- Problem statement: Collect every line in the records below that contains the word "icon".

··· Data provided ···

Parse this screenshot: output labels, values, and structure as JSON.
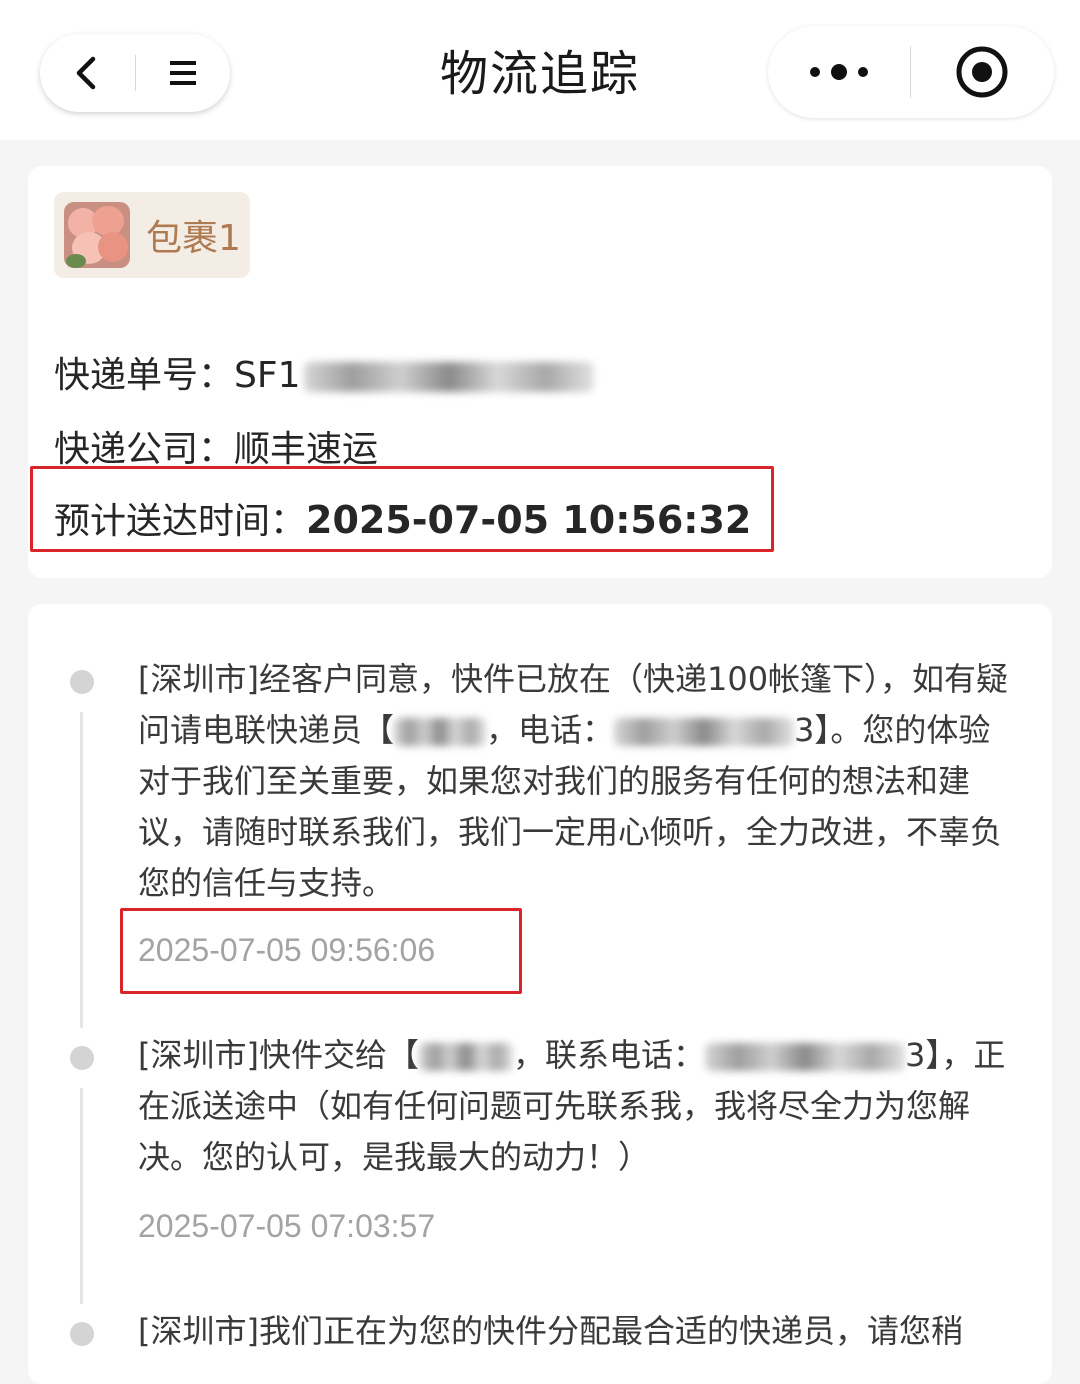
{
  "header": {
    "title": "物流追踪",
    "back_icon": "chevron-left-icon",
    "menu_icon": "hamburger-menu-icon",
    "more_icon": "more-dots-icon",
    "close_icon": "target-circle-icon"
  },
  "package": {
    "tab_label": "包裹1",
    "tracking_label": "快递单号：",
    "tracking_prefix": "SF1",
    "company_label": "快递公司：",
    "company_value": "顺丰速运",
    "eta_label": "预计送达时间：",
    "eta_value": "2025-07-05 10:56:32"
  },
  "timeline": [
    {
      "pre": "[深圳市]经客户同意，快件已放在（快递100帐篷下），如有疑问请电联快递员【",
      "mid": "，电话：",
      "post": "3】。您的体验对于我们至关重要，如果您对我们的服务有任何的想法和建议，请随时联系我们，我们一定用心倾听，全力改进，不辜负您的信任与支持。",
      "time": "2025-07-05 09:56:06"
    },
    {
      "pre": "[深圳市]快件交给【",
      "mid": "，联系电话：",
      "post": "3】，正在派送途中（如有任何问题可先联系我，我将尽全力为您解决。您的认可，是我最大的动力！）",
      "time": "2025-07-05 07:03:57"
    },
    {
      "text": "[深圳市]我们正在为您的快件分配最合适的快递员，请您稍"
    }
  ],
  "colors": {
    "highlight": "#d9252a",
    "tab_bg": "#f3ede6",
    "tab_text": "#b07a50"
  }
}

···

- Solution below:
    "back_icon": "chevron-left-icon",
    "menu_icon": "hamburger-menu-icon",
    "more_icon": "more-dots-icon",
    "close_icon": "target-circle-icon"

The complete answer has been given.